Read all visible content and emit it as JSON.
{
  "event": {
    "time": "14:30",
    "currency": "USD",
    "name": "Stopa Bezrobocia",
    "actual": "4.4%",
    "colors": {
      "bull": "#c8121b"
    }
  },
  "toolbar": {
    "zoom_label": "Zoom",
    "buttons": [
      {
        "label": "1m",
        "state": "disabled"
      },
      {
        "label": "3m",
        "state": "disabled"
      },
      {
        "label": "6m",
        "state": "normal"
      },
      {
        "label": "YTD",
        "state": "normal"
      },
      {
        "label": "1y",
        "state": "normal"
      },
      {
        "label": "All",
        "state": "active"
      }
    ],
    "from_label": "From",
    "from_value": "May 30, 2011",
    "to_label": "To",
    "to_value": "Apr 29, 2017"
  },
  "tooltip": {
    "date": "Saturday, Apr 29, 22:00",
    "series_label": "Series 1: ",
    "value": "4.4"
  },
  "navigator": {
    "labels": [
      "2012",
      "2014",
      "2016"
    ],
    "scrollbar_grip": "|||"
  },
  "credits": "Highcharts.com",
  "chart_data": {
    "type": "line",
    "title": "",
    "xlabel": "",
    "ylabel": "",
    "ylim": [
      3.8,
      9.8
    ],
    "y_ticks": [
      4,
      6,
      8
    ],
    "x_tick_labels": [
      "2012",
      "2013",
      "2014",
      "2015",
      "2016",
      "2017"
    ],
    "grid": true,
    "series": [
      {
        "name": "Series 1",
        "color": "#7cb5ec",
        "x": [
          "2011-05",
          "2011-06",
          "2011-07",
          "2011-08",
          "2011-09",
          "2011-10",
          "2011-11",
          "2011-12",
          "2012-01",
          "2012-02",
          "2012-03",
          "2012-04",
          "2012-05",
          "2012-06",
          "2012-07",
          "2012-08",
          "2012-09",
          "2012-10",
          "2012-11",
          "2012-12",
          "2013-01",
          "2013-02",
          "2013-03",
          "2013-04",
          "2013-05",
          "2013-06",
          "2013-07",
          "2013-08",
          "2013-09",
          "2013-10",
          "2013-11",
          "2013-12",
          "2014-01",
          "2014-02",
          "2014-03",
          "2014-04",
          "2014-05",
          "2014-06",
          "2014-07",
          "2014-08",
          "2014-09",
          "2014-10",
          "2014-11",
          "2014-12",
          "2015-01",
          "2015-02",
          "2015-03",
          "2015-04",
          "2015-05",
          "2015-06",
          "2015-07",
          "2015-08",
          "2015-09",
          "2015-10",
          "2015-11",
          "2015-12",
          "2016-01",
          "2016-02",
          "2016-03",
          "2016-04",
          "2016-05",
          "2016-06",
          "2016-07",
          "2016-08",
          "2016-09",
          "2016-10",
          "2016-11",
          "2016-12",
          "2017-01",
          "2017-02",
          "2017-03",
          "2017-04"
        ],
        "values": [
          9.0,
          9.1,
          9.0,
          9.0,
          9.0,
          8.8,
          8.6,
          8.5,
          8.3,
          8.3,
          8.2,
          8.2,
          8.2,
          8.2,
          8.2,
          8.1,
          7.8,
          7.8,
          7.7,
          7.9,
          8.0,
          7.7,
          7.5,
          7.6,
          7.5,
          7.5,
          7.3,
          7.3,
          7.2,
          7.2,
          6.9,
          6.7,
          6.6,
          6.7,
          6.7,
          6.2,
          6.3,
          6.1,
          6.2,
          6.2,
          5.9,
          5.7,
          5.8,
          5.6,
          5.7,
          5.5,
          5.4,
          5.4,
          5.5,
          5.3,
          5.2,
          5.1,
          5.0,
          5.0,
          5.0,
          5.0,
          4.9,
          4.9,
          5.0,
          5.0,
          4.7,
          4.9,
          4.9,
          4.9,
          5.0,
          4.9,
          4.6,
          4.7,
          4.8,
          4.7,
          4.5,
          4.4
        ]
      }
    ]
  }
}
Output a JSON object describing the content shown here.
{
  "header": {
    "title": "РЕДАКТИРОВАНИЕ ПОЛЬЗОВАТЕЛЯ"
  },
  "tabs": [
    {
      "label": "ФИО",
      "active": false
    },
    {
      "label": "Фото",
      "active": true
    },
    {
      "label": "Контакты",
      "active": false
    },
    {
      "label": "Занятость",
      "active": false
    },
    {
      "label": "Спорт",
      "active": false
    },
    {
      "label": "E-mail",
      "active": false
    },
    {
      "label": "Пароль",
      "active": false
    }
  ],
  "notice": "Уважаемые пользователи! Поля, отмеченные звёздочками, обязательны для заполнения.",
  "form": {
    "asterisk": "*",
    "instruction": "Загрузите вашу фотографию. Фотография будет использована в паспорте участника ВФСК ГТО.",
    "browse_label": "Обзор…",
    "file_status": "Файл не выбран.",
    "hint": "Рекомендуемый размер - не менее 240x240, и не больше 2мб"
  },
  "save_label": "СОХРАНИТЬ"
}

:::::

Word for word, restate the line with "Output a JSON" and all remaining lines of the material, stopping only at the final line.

Output a JSON object describing the content shown here.
{
  "header": {
    "title": "РЕДАКТИРОВАНИЕ ПОЛЬЗОВАТЕЛЯ"
  },
  "tabs": [
    {
      "label": "ФИО",
      "active": false
    },
    {
      "label": "Фото",
      "active": true
    },
    {
      "label": "Контакты",
      "active": false
    },
    {
      "label": "Занятость",
      "active": false
    },
    {
      "label": "Спорт",
      "active": false
    },
    {
      "label": "E-mail",
      "active": false
    },
    {
      "label": "Пароль",
      "active": false
    }
  ],
  "notice": "Уважаемые пользователи! Поля, отмеченные звёздочками, обязательны для заполнения.",
  "form": {
    "asterisk": "*",
    "instruction": "Загрузите вашу фотографию. Фотография будет использована в паспорте участника ВФСК ГТО.",
    "browse_label": "Обзор…",
    "file_status": "Файл не выбран.",
    "hint": "Рекомендуемый размер - не менее 240x240, и не больше 2мб"
  },
  "save_label": "СОХРАНИТЬ"
}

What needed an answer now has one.